Marshall Center Alumni Network Reboots, Reconnects to Answer Cyberterrorism Alarm
By Christine June
Public Affairs Office
George C. Marshall European Center for Security Studies
GARMISCH-PARTENKIRCHEN, Germany (May 2, 2016) – The recent community of interest workshop held April 25 to 28 at the George C. Marshall European Center for Security Studies rebooted its alumni network by reconnecting 59 cyber and counterterrorism professionals working in government and civilian agencies from 39 countries.
The Global Security Alumni Community of Interest Workshop explored the topic of Countering Terrorism: Cyber Strategy Solutions to Protecting Critical Infrastructure.
“This workshop is focused on international, multi-stakeholder security concerns in the cyber domain,” said Austrian Army Col. Gottfried Salchner, the deputy director of the Marshall Center’s Program on Cyber Security Studies. “It addresses the various cyber challenges and threats that must be considered when developing a secure cyber enterprise across the whole-of-government in support of national defense and security.”
Most of the workshop participants, as well as some of the speakers, were Marshall Center alumni from the Program on Cyber Security Studies, Program on Terrorism Security Studies or other resident programs.
“This workshop is amazing,” said Anna Gussarova, senior research fellow at the Kazakhstan Institute for Strategic Studies and a Marshall Center alumna since 2013. “The agenda is impressive, and they are binging so many familiar people to discuss cyber security. It shows that the alumni network is still growing and growing.”
“How real is the cyber terrorism threat, and how much should we worry about it,” asked Ayhan Gücüyener during her presentation on Energy Critical Infrastructure and their Vulnerability to Terrorist Attacks on April 27.
“No single instance of real cyber terrorism has been recorded, but,” Gücüyener stressed, “Cyber terrorism is more than a theory and could cause physical harm to Critical Energy Infrastructures.”
Gücüyener has been a researcher for the Center on Foreign Policy and Security at the Hazar Strategy Institute in Istanbul for three years. This was her first visit to the Marshall Center.
“First thing I noticed about the Marshall Center is that everyone stresses a-whole-of- government approach and sharing best practices throughout the world,” said Gücüyener. “I believe these approaches are the best platform to understand the global problems. We can make global solutions if we can understand the global problem.”
As part of the Marshall center’s Program on Cyber Security Studies, this workshop’s design included guest lecturers from global cyber security agencies and organizations and course seminar activities to examine current cyber security challenges and discuss practical and pragmatic ways to improve regional and international cooperation to effectively counter cyber threats.

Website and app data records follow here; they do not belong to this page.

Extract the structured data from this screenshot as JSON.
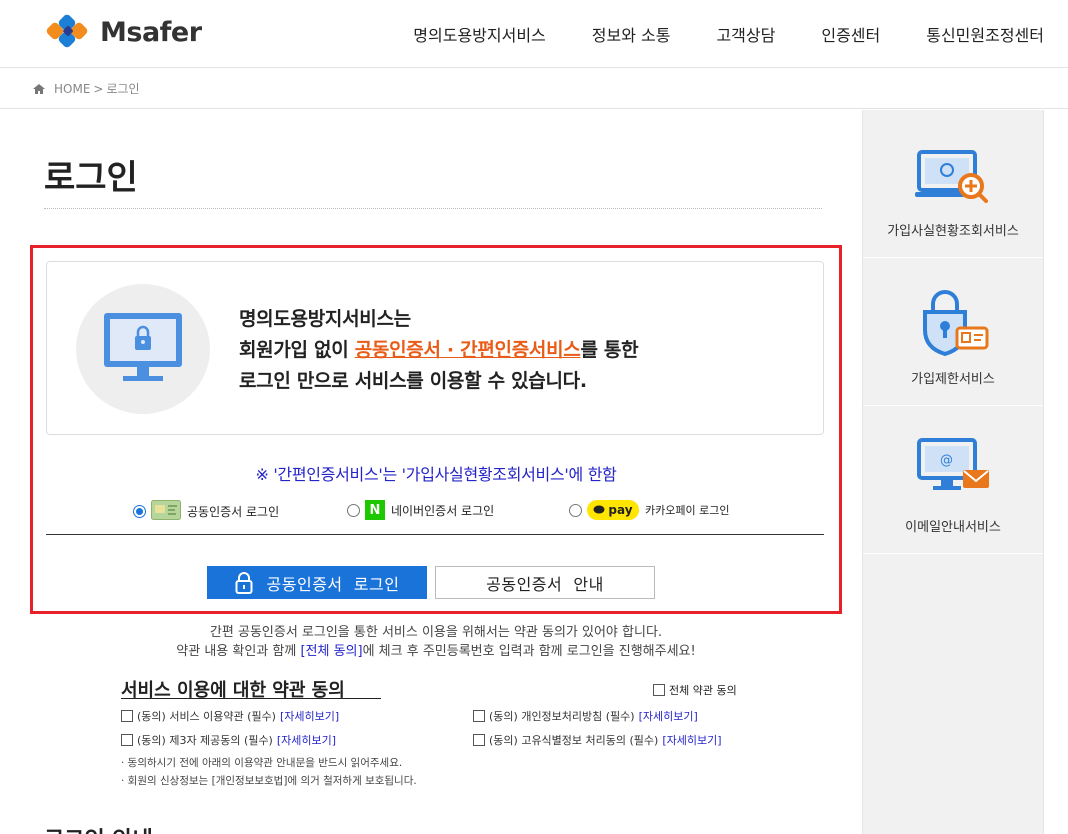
{
  "header": {
    "brand": "Msafer",
    "nav": [
      "명의도용방지서비스",
      "정보와 소통",
      "고객상담",
      "인증센터",
      "통신민원조정센터"
    ]
  },
  "breadcrumb": {
    "home": "HOME",
    "sep": ">",
    "current": "로그인"
  },
  "page": {
    "title": "로그인"
  },
  "intro": {
    "line1": "명의도용방지서비스는",
    "line2_prefix": "회원가입 없이 ",
    "line2_highlight": "공동인증서 · 간편인증서비스",
    "line2_suffix": "를 통한",
    "line3": "로그인 만으로 서비스를 이용할 수 있습니다."
  },
  "notice": "※ '간편인증서비스'는 '가입사실현황조회서비스'에 한함",
  "login_options": [
    {
      "label": "공동인증서 로그인",
      "selected": true,
      "icon": "certificate-card-icon"
    },
    {
      "label": "네이버인증서 로그인",
      "selected": false,
      "icon": "naver-icon",
      "icon_text": "N"
    },
    {
      "label": "카카오페이 로그인",
      "selected": false,
      "icon": "kakaopay-icon",
      "icon_text": "pay"
    }
  ],
  "buttons": {
    "primary": "공동인증서  로그인",
    "secondary": "공동인증서  안내"
  },
  "agree_guide": {
    "line1": "간편 공동인증서 로그인을 통한 서비스 이용을 위해서는 약관 동의가 있어야 합니다.",
    "line2_prefix": "약관 내용 확인과 함께 ",
    "line2_link": "[전체 동의]",
    "line2_suffix": "에 체크 후 주민등록번호 입력과 함께 로그인을 진행해주세요!"
  },
  "terms": {
    "title": "서비스 이용에 대한 약관 동의",
    "all_agree": "전체 약관 동의",
    "detail_link": "[자세히보기]",
    "items": [
      "(동의) 서비스 이용약관 (필수)",
      "(동의) 개인정보처리방침 (필수)",
      "(동의) 제3자 제공동의 (필수)",
      "(동의) 고유식별정보 처리동의 (필수)"
    ],
    "notes": [
      "· 동의하시기 전에 아래의 이용약관 안내문을 반드시 읽어주세요.",
      "· 회원의 신상정보는 [개인정보보호법]에 의거 철저하게 보호됩니다."
    ]
  },
  "bottom_heading": "로그인 안내",
  "sidebar": [
    {
      "label": "가입사실현황조회서비스",
      "icon": "monitor-search-icon"
    },
    {
      "label": "가입제한서비스",
      "icon": "lock-id-card-icon"
    },
    {
      "label": "이메일안내서비스",
      "icon": "monitor-email-icon"
    }
  ],
  "colors": {
    "accent": "#1a73d9",
    "highlight": "#e95c18",
    "frame": "#e8202a",
    "notice": "#2424c8"
  }
}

A few of these cyber organizations were the NATO Cooperative Cyber Defense Centre of Excellence (CCD COE), U.S. Secretary of Defense for Cyber Policy and Cyber Security, Lithuanian Ministry of National Defense’s Cybersecurity and Information Technologies, Polish Government Centre for Security, Bavarian State Police, U.S. Federal Bureau of Investigations’ National Cyber Investigative Joint Task Force and U.S. Department of Justice.
“Most conventions or international treaties were drafted in times when cyberterrorism was considered science fiction,” said Lorena Trinberg, a Marshall Center PCSS alumna and a legal analyst of German and Colombian descent at the NATO CCD COE in Tallinn.
“The last few decades have been marked by massive growth of the internet – more than three billion internet users today – interconnectedness of computer systems, interdependencies of critical infrastructure and emergence of new vulnerabilities,” said Trinberg in her presentation on Legal Aspects of Cyber Terrorism on April 26.
She added that policy makers and stakeholders have reacted with an unknown number of legal acts and frameworks for the prevention of harm caused by cyber-related acts, including the criminalization of these acts.
“The mind-breaking challenge for non-lawyers is combining the technical and legal aspects of cyber-related activities,” Trinberg said.